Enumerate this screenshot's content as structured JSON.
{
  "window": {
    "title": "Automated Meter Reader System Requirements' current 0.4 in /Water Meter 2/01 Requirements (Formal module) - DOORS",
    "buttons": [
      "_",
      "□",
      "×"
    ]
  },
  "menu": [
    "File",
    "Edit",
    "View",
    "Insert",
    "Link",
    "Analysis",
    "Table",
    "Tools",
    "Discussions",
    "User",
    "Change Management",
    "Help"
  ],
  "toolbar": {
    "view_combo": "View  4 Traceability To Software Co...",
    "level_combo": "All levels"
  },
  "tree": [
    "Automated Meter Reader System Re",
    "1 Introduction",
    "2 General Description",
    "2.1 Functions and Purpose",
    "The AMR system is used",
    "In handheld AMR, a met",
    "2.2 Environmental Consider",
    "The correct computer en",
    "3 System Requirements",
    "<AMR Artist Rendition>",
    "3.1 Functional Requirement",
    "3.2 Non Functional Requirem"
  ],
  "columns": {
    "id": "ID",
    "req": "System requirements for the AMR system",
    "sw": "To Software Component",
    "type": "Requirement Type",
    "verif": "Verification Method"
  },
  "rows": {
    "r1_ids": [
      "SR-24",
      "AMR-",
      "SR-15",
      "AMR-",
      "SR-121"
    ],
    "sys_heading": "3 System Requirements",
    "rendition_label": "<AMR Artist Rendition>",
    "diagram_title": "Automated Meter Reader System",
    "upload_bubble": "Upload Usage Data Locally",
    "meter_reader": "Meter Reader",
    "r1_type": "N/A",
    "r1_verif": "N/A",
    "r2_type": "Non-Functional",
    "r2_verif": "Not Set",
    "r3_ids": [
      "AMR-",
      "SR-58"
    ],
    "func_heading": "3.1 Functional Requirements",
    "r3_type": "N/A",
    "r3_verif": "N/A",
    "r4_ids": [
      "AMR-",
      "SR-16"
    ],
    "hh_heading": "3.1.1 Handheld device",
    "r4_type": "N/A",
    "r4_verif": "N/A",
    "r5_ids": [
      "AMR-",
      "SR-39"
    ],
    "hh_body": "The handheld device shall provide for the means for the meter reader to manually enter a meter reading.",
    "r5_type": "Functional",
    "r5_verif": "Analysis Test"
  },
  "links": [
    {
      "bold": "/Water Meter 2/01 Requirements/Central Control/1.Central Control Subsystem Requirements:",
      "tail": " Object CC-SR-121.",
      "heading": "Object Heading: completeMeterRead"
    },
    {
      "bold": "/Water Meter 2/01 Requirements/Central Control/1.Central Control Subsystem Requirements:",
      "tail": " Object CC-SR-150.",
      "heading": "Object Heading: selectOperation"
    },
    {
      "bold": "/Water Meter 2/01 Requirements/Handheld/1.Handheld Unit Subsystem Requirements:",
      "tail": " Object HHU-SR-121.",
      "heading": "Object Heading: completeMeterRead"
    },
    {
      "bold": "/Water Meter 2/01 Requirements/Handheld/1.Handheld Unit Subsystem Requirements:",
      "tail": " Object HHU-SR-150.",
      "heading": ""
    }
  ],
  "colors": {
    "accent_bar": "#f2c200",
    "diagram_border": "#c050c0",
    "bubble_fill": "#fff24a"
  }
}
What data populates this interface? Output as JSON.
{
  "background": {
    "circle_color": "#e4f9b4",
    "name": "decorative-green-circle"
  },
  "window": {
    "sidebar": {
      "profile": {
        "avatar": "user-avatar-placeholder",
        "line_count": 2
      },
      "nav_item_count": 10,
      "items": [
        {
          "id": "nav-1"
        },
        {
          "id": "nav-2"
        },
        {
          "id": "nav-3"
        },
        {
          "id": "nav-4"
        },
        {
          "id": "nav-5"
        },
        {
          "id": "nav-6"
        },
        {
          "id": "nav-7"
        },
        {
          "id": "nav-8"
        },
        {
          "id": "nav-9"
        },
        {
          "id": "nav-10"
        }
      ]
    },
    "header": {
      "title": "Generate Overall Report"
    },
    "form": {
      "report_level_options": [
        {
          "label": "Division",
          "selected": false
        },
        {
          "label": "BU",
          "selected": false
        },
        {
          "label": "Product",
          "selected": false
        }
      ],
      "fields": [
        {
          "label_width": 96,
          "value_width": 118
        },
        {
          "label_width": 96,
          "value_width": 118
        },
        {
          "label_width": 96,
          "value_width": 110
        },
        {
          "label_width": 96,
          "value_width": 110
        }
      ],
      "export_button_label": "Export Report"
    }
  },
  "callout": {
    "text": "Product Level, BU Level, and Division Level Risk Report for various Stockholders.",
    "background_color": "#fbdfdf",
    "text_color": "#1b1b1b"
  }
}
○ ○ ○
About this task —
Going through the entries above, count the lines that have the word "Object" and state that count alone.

Exercise result —
7